Robinhood, the trading app at the center of the stock market frenzy around GameStop, will air its first Super Bowl commercial, even as it deals with the fallout surrounding the controversy.
The company will use the Big Game to lean into its mission of democratizing trading, even as that is being called into question. Robinhood was criticized for halting trading of GameStop and other stocks that saw meteoric rises last week and is now facing dozens of lawsuits as a result.
Of course, Robinhood’s decision to air a Super Bowl commercial came before last week’s dustup. Christina Smedley, chief marketing officer, says when she joined the company five months ago it was clear there was a transformational moment happening in technology, finance, and the democracy of the two, that’s accelerated amid the pandemic.
While the company debated pulling out of the game, it ultimately decided to move forward in an effort to educate consumers, according to a person familiar with the situation.

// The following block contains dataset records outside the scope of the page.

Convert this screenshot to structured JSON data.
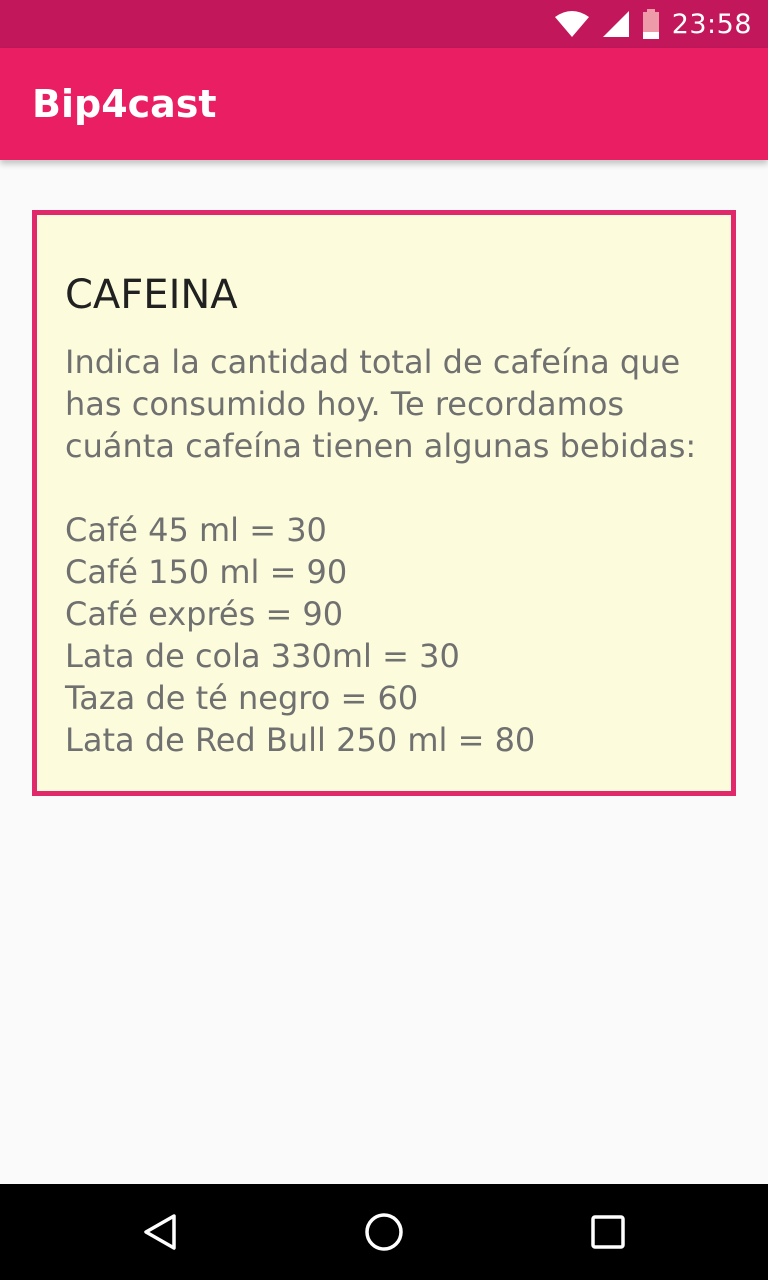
{
  "status_bar": {
    "time": "23:58",
    "icons": [
      "wifi-icon",
      "signal-icon",
      "battery-icon"
    ]
  },
  "app_bar": {
    "title": "Bip4cast"
  },
  "card": {
    "title": "CAFEINA",
    "description": "Indica la cantidad total de cafeína que has consumido hoy. Te recordamos cuánta cafeína tienen algunas bebidas:",
    "drinks": [
      "Café 45 ml = 30",
      "Café 150 ml = 90",
      "Café exprés = 90",
      "Lata de cola 330ml = 30",
      "Taza de té negro = 60",
      "Lata de Red Bull 250 ml = 80"
    ]
  },
  "nav_bar": {
    "buttons": [
      "back-icon",
      "home-icon",
      "recents-icon"
    ]
  },
  "colors": {
    "status_bar": "#c2185b",
    "app_bar": "#e91e63",
    "card_border": "#e0296a",
    "card_background": "#fcfcdd"
  }
}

Robinhood has had more than 600,000 app downloads as of last week, according to JMP Securities.